If you’re registered to vote here in Monroe County, it’s no secret that you’re voting in one of the most left-leaning and populous states in the nation. Your vote will most likely not make the difference in the state’s sway between Governor Mitt Romney and President Barack Obama in the presidential election.
However, there are plenty of great reasons to take a moment on Tuesday, Nov. 6 and hit the polling stations to make your voice heard, despite New York’s inevitable liberal lean. The congressional and local races are still up for grabs. A “protest” presidential vote can still make your voice heard in some capacity. And most importantly, voting is one of, if not the most, fundamental interactions between a citizen and his or her government in a representative democracy such as ours.
We are lucky as voters to be in one of the nation’s most important congressional districts. Incumbent Democrat Louise Slaughter and Republican challenger Maggie Brooks are competing for a critical congressional seat, and we are even more fortunate that the race for New York’s 25th district is a close one.
Slaughter, a congresswoman since 1987, member of the House Rules Committee and chair from 2007-11, has left her legislative mark on our government. Her pet issues include genetic discrimination and antibiotic regulation, and she has played an integral role in the passing of laws such as 2010’s Patient Protection and Affordable Care Act (colloquially known as Obamacare). Members of both political parties have a vested interest in either keeping her in power or voting her out of it.
Brooks has served as Monroe County executive since 2003. To Republicans, she represents a way to upset Slaughter’s longstanding position in Congress. Brooks presents a record of fighting for right-wing social policy on issues such as gay marriage and “family values.” Ultimately, the votes of students will help play a deciding factor in this election — latest poll numbers put Slaughter ahead by only four points.

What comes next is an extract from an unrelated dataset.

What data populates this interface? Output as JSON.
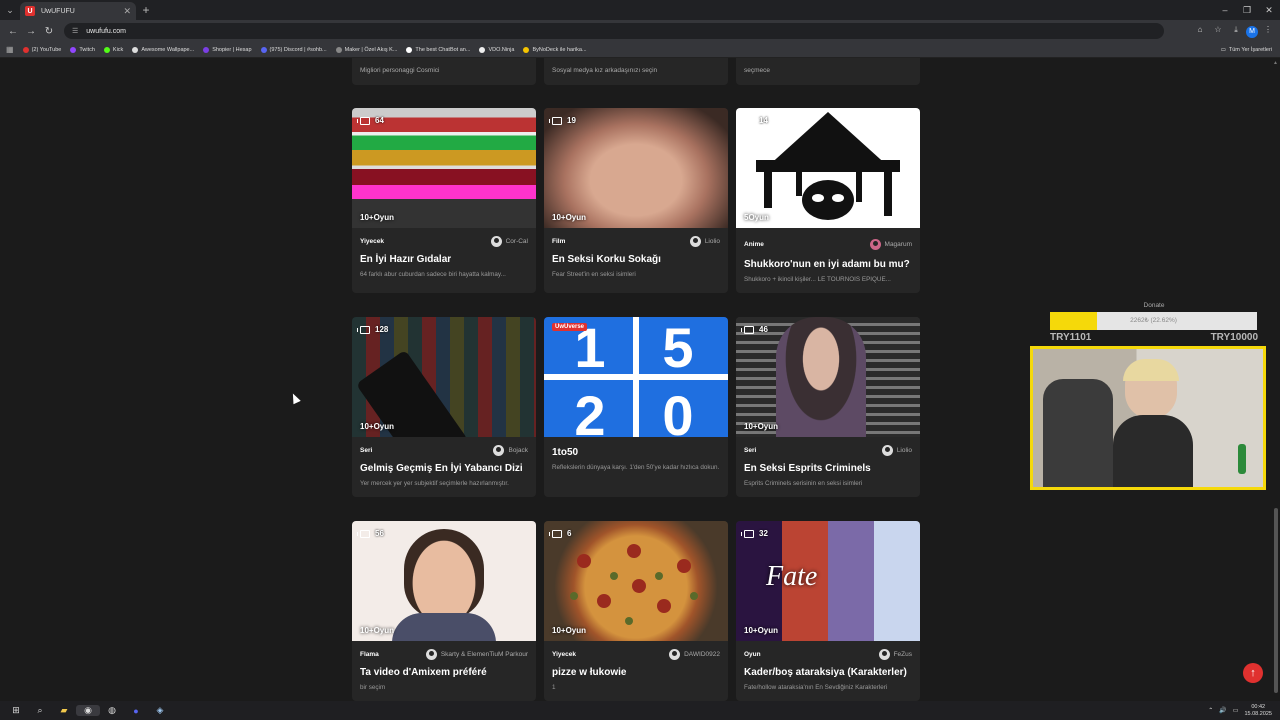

For this congressional race, your vote is worth your time.
And even though your voice for Romney or Obama won’t be heard quite so clearly on the national stage, if you are dissatisfied with both candidates a vote for a third party can demonstrate to politicians the issues you’d like to see addressed. Both the libertarian and socialist parties are represented on the ticket this election, and a vote for one of them is a vote Republican or Democratic politicians missed out on — one they may try to appeal for next time around.
Most importantly, however, elections represent the one chance we have every few years to put power back in the hands of the people, the one time in which politicians are forced to remember who they’re supposed to be working for: you. If you aren’t casting your vote, they have no reason to work for it. This Nov. 6, head out to the polls and choose your leaders. If you don’t, someone else will.
Torrisi is a member of the class of 2016.